■ **Work to be completed**: The answer must consist of every line from the data that holds the string "label".

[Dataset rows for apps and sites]

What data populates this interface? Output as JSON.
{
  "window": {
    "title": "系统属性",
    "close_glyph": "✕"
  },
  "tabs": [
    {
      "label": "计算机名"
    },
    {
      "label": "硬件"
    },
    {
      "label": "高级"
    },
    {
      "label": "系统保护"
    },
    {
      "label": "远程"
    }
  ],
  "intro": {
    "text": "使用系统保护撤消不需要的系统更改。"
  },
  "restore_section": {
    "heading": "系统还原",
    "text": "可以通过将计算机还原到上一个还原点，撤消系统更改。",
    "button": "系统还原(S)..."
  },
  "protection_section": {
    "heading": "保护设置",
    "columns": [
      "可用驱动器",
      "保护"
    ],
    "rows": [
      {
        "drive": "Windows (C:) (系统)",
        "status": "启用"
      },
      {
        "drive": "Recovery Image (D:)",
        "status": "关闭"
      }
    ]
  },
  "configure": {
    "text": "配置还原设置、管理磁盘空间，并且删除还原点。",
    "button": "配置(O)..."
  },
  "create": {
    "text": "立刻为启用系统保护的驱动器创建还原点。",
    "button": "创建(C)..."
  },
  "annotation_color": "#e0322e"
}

■ **Written response**:
      "label": "计算机名"
      "label": "硬件"
      "label": "高级"
      "label": "系统保护"
      "label": "远程"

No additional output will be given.